It takes two...Acacia and Olivia, surprising me with their arrival two months early, the every-three-hour feeds, they bombard me with need, sound, smiles, cuddles...I am surrounded.  Without my life erupting with babies and diapers, I wouldn't have experienced the intense times with God while they were in the NICU.  I would have missed out on the community that has gathered around us to care.  I would still be struggling more desperately with the idea that God's love is linked to my ability to serve him.  But I have been emptied two by two, and then filled back up.  A continuous refreshing cycle of losing myself and relief in finding a renovated me in the tides of this life rolling over my heart.

Me + Zach,
Daso + Mariama
Mariama + Lydia
Acacia + Olivia   = 7 individuals who have joined to become family, each giving from the wealth that is in them to enrich the others. Now that's my kind of math!



Fuzz and A Name Change

I wash Olivia's little hands, so silky soft, creamy pink in my hand, reaching to remove the fuzz that gets absorbed into her little creases.  I have always found it fascinating how infants have these perfectly formed hands and feet, full of potential, yet they are gathering fuzz, lint, the occasional hair. For lack of use, they fuzz up! 
Do you ever wonder if you're the kind of follower of Jesus who gathers lint in your hands and feet?  I did yesterday while I bathed my wiggling girls.  Here we are, empowered by the Almighty with the same power that rose Jesus from the dead, to extend our hands to go with our feet to those that need love and light, peace and hope, but maybe we are gathering fuzz.  We are fully functional souls, many of us having experienced the nurture and love of our Father for many years, yet still infants in our lack of use.  I do not want to gather fuzz any longer.
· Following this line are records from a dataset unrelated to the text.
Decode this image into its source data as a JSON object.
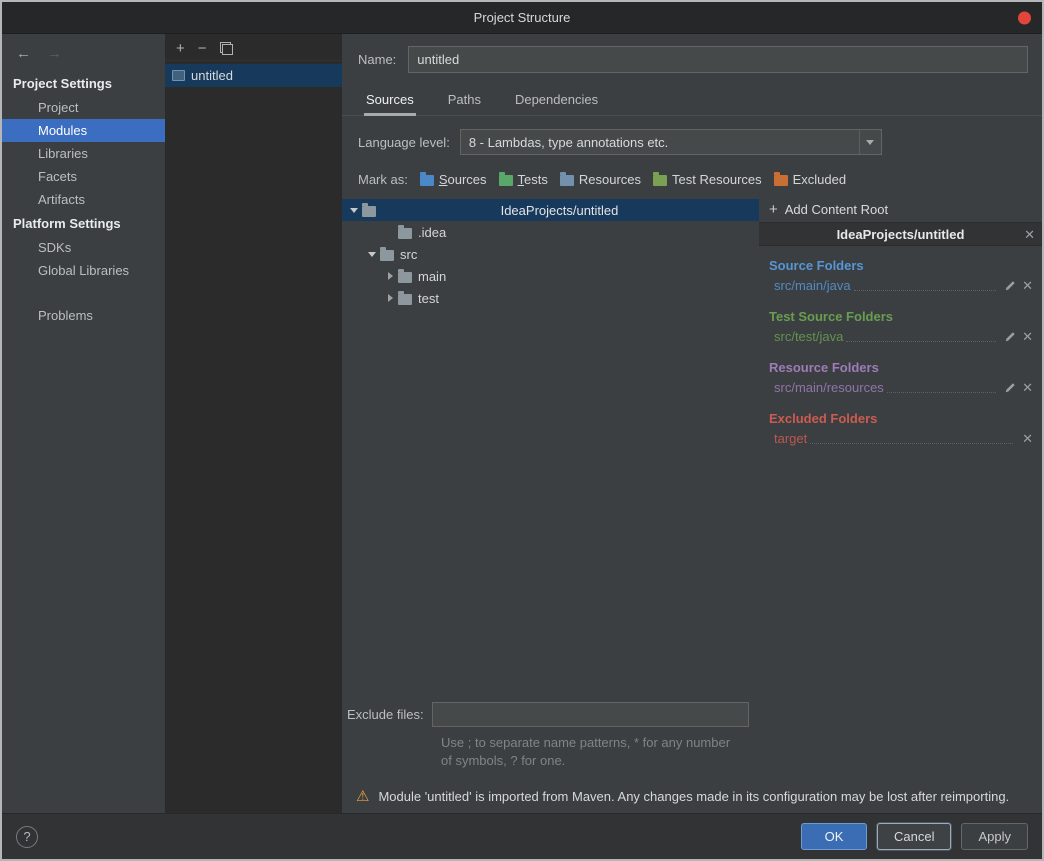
{
  "window": {
    "title": "Project Structure"
  },
  "colors": {
    "sidebar_selection": "#3b6dc0",
    "list_selection": "#16395c",
    "tree_selection": "#16395c",
    "ok_button": "#3a6db3",
    "warning_icon": "#e9a33f"
  },
  "sidebar": {
    "back_icon": "←",
    "forward_icon": "→",
    "sections": [
      {
        "header": "Project Settings",
        "items": [
          {
            "label": "Project",
            "selected": false
          },
          {
            "label": "Modules",
            "selected": true
          },
          {
            "label": "Libraries",
            "selected": false
          },
          {
            "label": "Facets",
            "selected": false
          },
          {
            "label": "Artifacts",
            "selected": false
          }
        ]
      },
      {
        "header": "Platform Settings",
        "items": [
          {
            "label": "SDKs",
            "selected": false
          },
          {
            "label": "Global Libraries",
            "selected": false
          }
        ]
      },
      {
        "header": "",
        "items": [
          {
            "label": "Problems",
            "selected": false
          }
        ]
      }
    ]
  },
  "module_list": {
    "toolbar": {
      "add_icon": "+",
      "remove_icon": "−"
    },
    "items": [
      {
        "label": "untitled",
        "selected": true
      }
    ]
  },
  "form": {
    "name_label": "Name:",
    "name_value": "untitled",
    "tabs": [
      {
        "label": "Sources",
        "selected": true
      },
      {
        "label": "Paths",
        "selected": false
      },
      {
        "label": "Dependencies",
        "selected": false
      }
    ],
    "language_level_label": "Language level:",
    "language_level_value": "8 - Lambdas, type annotations etc.",
    "mark_as_label": "Mark as:",
    "mark_as_options": [
      {
        "label": "Sources",
        "color": "#4a88c7"
      },
      {
        "label": "Tests",
        "color": "#59a869"
      },
      {
        "label": "Resources",
        "color": "#7390ad"
      },
      {
        "label": "Test Resources",
        "color": "#7aa053"
      },
      {
        "label": "Excluded",
        "color": "#c96f34"
      }
    ]
  },
  "tree": {
    "items": [
      {
        "label": "IdeaProjects/untitled",
        "level": 0,
        "arrow": "down",
        "selected": true
      },
      {
        "label": ".idea",
        "level": 2,
        "arrow": "none",
        "selected": false
      },
      {
        "label": "src",
        "level": 1,
        "arrow": "down",
        "selected": false
      },
      {
        "label": "main",
        "level": 2,
        "arrow": "right",
        "selected": false
      },
      {
        "label": "test",
        "level": 2,
        "arrow": "right",
        "selected": false
      }
    ]
  },
  "detail": {
    "add_icon": "+",
    "add_content_root": "Add Content Root",
    "header": "IdeaProjects/untitled",
    "close_icon": "✕",
    "groups": [
      {
        "title": "Source Folders",
        "color": "#5695d6",
        "items": [
          {
            "path": "src/main/java",
            "editable": true
          }
        ]
      },
      {
        "title": "Test Source Folders",
        "color": "#699e51",
        "items": [
          {
            "path": "src/test/java",
            "editable": true
          }
        ]
      },
      {
        "title": "Resource Folders",
        "color": "#9d7cb8",
        "items": [
          {
            "path": "src/main/resources",
            "editable": true
          }
        ]
      },
      {
        "title": "Excluded Folders",
        "color": "#cc5b51",
        "items": [
          {
            "path": "target",
            "editable": false
          }
        ]
      }
    ]
  },
  "exclude": {
    "label": "Exclude files:",
    "value": "",
    "hint": "Use ; to separate name patterns, * for any number of symbols, ? for one."
  },
  "warning": {
    "icon": "⚠",
    "text": "Module 'untitled' is imported from Maven. Any changes made in its configuration may be lost after reimporting."
  },
  "footer": {
    "help": "?",
    "ok": "OK",
    "cancel": "Cancel",
    "apply": "Apply"
  }
}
"Lydia, come here please!" I called to my vivacious 2 year old.
"I'm not Lydia, I'm Uncle Josh!"  She exclaimed.
"Okay, Uncle Josh, come here and get dressed."
"Okay, Mommy!" she replied.
I'm always surprised that someone who can so confidently claim the identity of another does not change at all in her character, her relationship with others or her actions.  She remains the same jumping, jolly little person, while trying to convince me she's my older brother (who is also quite jolly).  This continues throughout the day, and it makes me wonder if I'm a bit like Lydia.
I have taken on a new identity in Christ.  I'm a new creation, and yet, is there a change in me that is more than a name change? I do hope that with the name "Follower of Christ,"  that his character, the way he asks me to relate to others, and his actions permeate how I live my life.

So often we ask you to pray with us about something, but I have the joy of sitting while nursing babies many hours in my day.  I have time to pray for you, and I'd like to do that.  Please let me know how you're doing using your hands and feet to ward off the spiritual fuzz and impact your world and what your identity change looks like in this season.  This will encourage my heart, but also help me to pray for you. If you're struggling to think of how you are having impact or clearly showing your life in Christ, I will be happy to pray for you or listen!

Interruptions Part 2

  After thinking about ministry and interruptions being the "real stuff of ministry" ( See Interruptions part 1 ), I considered wh...